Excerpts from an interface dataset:
=-=-=-=-=
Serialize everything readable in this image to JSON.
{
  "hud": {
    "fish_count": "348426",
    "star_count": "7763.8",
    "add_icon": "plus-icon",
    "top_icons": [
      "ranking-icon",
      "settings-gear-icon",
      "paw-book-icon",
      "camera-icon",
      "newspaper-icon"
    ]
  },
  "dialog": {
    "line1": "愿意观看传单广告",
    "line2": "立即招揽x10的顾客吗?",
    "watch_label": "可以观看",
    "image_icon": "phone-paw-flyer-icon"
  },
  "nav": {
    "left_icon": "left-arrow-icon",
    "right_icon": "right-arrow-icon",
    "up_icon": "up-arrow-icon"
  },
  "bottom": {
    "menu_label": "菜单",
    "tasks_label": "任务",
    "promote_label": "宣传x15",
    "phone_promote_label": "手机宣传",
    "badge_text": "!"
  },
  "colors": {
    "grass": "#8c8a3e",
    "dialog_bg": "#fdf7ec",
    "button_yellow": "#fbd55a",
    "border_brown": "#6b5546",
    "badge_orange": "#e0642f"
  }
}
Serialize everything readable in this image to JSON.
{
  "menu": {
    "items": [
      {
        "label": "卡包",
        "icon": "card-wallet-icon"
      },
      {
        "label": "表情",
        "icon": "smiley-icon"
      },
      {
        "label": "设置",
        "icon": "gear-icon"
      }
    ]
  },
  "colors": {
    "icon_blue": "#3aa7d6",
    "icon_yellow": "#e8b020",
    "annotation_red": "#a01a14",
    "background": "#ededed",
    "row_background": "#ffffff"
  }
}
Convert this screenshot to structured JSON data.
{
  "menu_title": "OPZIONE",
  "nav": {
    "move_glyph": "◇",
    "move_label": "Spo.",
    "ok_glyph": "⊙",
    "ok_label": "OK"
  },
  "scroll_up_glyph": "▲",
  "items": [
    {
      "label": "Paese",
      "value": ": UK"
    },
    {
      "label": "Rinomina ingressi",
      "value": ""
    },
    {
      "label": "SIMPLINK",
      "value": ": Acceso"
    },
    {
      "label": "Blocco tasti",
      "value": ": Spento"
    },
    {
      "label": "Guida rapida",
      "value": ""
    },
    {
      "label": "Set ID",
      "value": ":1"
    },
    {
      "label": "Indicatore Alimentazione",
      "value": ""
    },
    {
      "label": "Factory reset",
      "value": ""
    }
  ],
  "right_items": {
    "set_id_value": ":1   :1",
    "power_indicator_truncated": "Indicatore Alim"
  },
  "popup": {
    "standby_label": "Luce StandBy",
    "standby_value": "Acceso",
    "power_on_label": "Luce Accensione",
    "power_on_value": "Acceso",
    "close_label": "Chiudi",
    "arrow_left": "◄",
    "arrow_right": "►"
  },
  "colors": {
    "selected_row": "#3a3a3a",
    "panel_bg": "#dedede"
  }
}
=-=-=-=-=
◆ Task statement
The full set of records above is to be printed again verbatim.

◆ Answer
Serialize everything readable in this image to JSON.
{
  "hud": {
    "fish_count": "348426",
    "star_count": "7763.8",
    "add_icon": "plus-icon",
    "top_icons": [
      "ranking-icon",
      "settings-gear-icon",
      "paw-book-icon",
      "camera-icon",
      "newspaper-icon"
    ]
  },
  "dialog": {
    "line1": "愿意观看传单广告",
    "line2": "立即招揽x10的顾客吗?",
    "watch_label": "可以观看",
    "image_icon": "phone-paw-flyer-icon"
  },
  "nav": {
    "left_icon": "left-arrow-icon",
    "right_icon": "right-arrow-icon",
    "up_icon": "up-arrow-icon"
  },
  "bottom": {
    "menu_label": "菜单",
    "tasks_label": "任务",
    "promote_label": "宣传x15",
    "phone_promote_label": "手机宣传",
    "badge_text": "!"
  },
  "colors": {
    "grass": "#8c8a3e",
    "dialog_bg": "#fdf7ec",
    "button_yellow": "#fbd55a",
    "border_brown": "#6b5546",
    "badge_orange": "#e0642f"
  }
}
Serialize everything readable in this image to JSON.
{
  "menu": {
    "items": [
      {
        "label": "卡包",
        "icon": "card-wallet-icon"
      },
      {
        "label": "表情",
        "icon": "smiley-icon"
      },
      {
        "label": "设置",
        "icon": "gear-icon"
      }
    ]
  },
  "colors": {
    "icon_blue": "#3aa7d6",
    "icon_yellow": "#e8b020",
    "annotation_red": "#a01a14",
    "background": "#ededed",
    "row_background": "#ffffff"
  }
}
Convert this screenshot to structured JSON data.
{
  "menu_title": "OPZIONE",
  "nav": {
    "move_glyph": "◇",
    "move_label": "Spo.",
    "ok_glyph": "⊙",
    "ok_label": "OK"
  },
  "scroll_up_glyph": "▲",
  "items": [
    {
      "label": "Paese",
      "value": ": UK"
    },
    {
      "label": "Rinomina ingressi",
      "value": ""
    },
    {
      "label": "SIMPLINK",
      "value": ": Acceso"
    },
    {
      "label": "Blocco tasti",
      "value": ": Spento"
    },
    {
      "label": "Guida rapida",
      "value": ""
    },
    {
      "label": "Set ID",
      "value": ":1"
    },
    {
      "label": "Indicatore Alimentazione",
      "value": ""
    },
    {
      "label": "Factory reset",
      "value": ""
    }
  ],
  "right_items": {
    "set_id_value": ":1   :1",
    "power_indicator_truncated": "Indicatore Alim"
  },
  "popup": {
    "standby_label": "Luce StandBy",
    "standby_value": "Acceso",
    "power_on_label": "Luce Accensione",
    "power_on_value": "Acceso",
    "close_label": "Chiudi",
    "arrow_left": "◄",
    "arrow_right": "►"
  },
  "colors": {
    "selected_row": "#3a3a3a",
    "panel_bg": "#dedede"
  }
}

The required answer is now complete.